With edtech evolving at a tremendous rate, it’s important to be sceptical of far-fetched claims and remember the imperative to “do no harm”
One of science fiction writer Isaac Asimov’s three laws of robotics was that a robot may not injure a human or, through inaction, allow a human to come to harm.
As technology becomes more sophisticated, with artificial intelligence and advanced robotics, it’s a “law” worth bearing in mind in sensitive settings such as schools and hospitals. Although fictional, it’s the equivalent of doctors’ injunction to “do no harm”.
A project, recently funded by the Department for Education, that uses robots to help children in hospital to return to school would certainly appear to do no harm; quite the opposite, in fact.
However, not all technology fares so well. So much money has been wasted in schools on tech that isn’t fit for purpose and adds nothing to education. In terms of opportunity cost, it just doesn’t bear thinking about.
And I don’t know how many times I’ve had to listen to tech entrepreneurs tell me how outdated the education system is and how their shiny new kit is going to disrupt it. Funnily enough, Michael Gove was way ahead of them on that score, using no tech at all to do so.
But the problem is that the last thing schools need is disruption or revolution. What technology needs to do is to support learning. It’s as simple as that.
There’s no point buying stuff because it’s the new thing. We have to stop and ask: does it add anything to the education that heads and teachers are trying to provide? The problem is that often we just don’t know and there’s little out there to guide and protect schools from snake-oil salesmen.
Both Justine Greening and her predecessor, Nicky Morgan, rightly insisted on the need for companies to prove impact, so that schools did not invest in “technology for technology’s sake”. Damian Hinds is feeling a little bolder, perhaps bolstered by the success of ventures such as the UCL Institute of Education’s Educate programme in demonstrating impact, and has challenged the edtech sector to create a step change in schools. He’s outlined five “key opportunities” where they could help in “improving teaching and slashing workload”.
It’s both a pragmatic and very smart move.

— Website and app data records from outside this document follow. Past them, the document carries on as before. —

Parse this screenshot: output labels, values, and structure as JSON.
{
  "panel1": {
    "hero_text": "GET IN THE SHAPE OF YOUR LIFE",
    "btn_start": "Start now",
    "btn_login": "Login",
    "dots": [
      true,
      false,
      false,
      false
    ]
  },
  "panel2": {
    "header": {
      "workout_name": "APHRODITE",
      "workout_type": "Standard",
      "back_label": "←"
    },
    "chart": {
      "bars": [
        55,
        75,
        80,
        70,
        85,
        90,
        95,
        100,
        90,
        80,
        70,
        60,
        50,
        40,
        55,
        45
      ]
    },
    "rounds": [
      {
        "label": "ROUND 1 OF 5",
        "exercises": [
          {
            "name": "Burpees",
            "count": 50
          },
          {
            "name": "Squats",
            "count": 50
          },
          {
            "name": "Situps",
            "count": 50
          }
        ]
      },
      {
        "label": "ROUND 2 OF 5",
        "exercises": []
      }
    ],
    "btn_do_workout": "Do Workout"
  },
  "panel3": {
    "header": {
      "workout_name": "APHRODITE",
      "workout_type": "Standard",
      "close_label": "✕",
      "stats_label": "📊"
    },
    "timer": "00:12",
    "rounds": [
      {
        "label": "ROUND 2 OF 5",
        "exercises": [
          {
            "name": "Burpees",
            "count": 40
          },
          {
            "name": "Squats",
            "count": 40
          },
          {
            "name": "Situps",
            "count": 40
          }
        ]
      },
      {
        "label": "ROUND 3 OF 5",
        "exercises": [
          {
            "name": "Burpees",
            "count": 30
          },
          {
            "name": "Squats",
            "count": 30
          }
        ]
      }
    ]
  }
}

The government can’t solve workload without help. Hinds is basically enlisting tech firms to do it for him. And by being the first education secretary in eight years to embrace edtech, it portrays him as a forward-thinker. But what’s really clever is that, while giving his support, he has set firm parameters for edtech firms to work within.
One difficulty is how educators are going to know what to buy and how to use it. Hinds has enlisted the College of Teaching to provide training, and there will be various roadshows and a “try before you buy” scheme. There are also lessons to be learned from special schools, where tech has a much more integrated – and often vital – role. All this couldn’t come at a worse time for budgets, however. Where are schools going to get the money to buy any of these products?
And will this be enough? There’s been nothing helping schools with buying tech for eight years since Becta, an organisation tasked by the Labour government with promoting and integrating ICT in education, was abolished in Gove’s memorable 2010 “bonfire of the quangos”. Do we need a new Becta? Otherwise, determining whether tech is useful will remain a task that schools have to undertake themselves.
Technology is developing at a fast rate. As it advances, the question we should always be asking is not how can we deploy it in education but should we? There are some big ethical challenges ahead. Perhaps we need to take a cue from Asimov and set some firm rules around the use of technology in schools. Primum nonnocere.